Where the data below has the string "paczka", return the whole line.

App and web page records
* * * * *

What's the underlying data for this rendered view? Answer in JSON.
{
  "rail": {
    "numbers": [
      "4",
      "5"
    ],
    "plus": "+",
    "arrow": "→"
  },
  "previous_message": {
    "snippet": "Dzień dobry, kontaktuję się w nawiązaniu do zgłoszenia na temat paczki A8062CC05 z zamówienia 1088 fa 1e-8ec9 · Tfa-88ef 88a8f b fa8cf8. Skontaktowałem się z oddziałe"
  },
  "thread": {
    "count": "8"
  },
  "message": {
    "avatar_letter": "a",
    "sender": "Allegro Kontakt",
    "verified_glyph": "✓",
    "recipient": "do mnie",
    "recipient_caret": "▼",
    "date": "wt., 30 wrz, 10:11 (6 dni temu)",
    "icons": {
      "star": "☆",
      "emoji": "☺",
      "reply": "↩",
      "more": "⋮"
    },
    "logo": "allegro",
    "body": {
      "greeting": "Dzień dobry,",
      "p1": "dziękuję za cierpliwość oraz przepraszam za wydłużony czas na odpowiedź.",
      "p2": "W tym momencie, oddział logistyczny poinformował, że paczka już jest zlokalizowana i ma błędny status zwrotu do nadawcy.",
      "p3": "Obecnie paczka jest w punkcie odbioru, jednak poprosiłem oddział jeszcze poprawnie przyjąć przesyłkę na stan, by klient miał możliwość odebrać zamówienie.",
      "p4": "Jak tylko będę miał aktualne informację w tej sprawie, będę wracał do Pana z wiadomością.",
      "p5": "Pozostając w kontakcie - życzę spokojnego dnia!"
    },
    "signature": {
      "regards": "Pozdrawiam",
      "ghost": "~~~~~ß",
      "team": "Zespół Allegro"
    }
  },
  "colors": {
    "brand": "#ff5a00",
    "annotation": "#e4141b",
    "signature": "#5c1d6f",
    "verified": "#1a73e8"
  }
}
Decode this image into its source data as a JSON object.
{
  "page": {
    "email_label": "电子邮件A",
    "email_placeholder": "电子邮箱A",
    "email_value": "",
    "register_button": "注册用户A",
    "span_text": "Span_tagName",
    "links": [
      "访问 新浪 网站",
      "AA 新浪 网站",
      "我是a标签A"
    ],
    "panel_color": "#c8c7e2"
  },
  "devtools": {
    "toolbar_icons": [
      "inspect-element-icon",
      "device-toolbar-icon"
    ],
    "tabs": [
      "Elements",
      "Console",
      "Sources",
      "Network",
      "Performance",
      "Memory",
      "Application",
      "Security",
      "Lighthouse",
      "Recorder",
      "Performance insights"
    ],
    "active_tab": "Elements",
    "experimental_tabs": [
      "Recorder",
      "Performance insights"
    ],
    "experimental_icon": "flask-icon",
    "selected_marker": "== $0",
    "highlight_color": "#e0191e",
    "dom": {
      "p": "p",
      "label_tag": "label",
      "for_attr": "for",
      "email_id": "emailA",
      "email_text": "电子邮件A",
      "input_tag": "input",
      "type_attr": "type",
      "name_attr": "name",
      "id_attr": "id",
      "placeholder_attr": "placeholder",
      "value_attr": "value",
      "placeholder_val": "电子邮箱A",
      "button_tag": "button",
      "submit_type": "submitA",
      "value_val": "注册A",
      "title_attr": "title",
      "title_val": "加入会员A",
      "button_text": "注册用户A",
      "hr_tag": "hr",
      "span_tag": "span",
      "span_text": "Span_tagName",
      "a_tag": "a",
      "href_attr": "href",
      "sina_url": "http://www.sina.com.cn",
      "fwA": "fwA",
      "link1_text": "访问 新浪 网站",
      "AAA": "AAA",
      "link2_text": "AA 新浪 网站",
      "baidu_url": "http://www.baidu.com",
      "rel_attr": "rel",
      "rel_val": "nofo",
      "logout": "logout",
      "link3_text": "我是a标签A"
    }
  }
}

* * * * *

* Exercise output *
      "p2": "W tym momencie, oddział logistyczny poinformował, że paczka już jest zlokalizowana i ma błędny status zwrotu do nadawcy.",
      "p3": "Obecnie paczka jest w punkcie odbioru, jednak poprosiłem oddział jeszcze poprawnie przyjąć przesyłkę na stan, by klient miał możliwość odebrać zamówienie.",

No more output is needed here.